Exercise directions: Among the records below, find each line that includes the string "Millers" and copy it.

Records for the task:
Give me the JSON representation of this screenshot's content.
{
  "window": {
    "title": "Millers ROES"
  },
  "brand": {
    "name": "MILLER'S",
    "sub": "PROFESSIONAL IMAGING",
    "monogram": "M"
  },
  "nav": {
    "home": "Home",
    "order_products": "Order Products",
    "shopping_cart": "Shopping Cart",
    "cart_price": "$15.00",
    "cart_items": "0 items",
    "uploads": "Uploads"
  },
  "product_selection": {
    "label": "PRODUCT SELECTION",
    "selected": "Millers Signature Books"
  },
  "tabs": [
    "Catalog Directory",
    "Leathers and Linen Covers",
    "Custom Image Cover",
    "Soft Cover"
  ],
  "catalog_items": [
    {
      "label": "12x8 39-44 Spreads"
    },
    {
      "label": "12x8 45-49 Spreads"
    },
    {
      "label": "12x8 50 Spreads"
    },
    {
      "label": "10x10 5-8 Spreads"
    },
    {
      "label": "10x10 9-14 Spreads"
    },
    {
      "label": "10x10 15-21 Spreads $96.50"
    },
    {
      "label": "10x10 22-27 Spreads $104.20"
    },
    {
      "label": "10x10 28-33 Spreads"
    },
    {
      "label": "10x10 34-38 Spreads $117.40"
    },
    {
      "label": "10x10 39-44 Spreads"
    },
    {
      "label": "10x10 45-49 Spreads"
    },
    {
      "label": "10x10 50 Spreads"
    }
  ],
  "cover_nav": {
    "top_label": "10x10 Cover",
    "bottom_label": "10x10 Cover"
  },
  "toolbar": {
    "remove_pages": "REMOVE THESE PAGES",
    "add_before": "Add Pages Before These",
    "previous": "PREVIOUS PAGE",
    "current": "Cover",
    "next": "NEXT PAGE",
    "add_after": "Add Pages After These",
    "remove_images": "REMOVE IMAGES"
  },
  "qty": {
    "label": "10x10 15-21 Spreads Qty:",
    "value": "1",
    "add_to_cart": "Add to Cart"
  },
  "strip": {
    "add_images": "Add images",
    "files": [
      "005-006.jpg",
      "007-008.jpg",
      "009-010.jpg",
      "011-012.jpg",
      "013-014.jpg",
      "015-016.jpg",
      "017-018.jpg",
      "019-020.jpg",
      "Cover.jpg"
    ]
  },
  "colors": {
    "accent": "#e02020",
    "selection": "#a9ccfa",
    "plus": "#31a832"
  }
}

Written solution:
    "title": "Millers ROES"
    "selected": "Millers Signature Books"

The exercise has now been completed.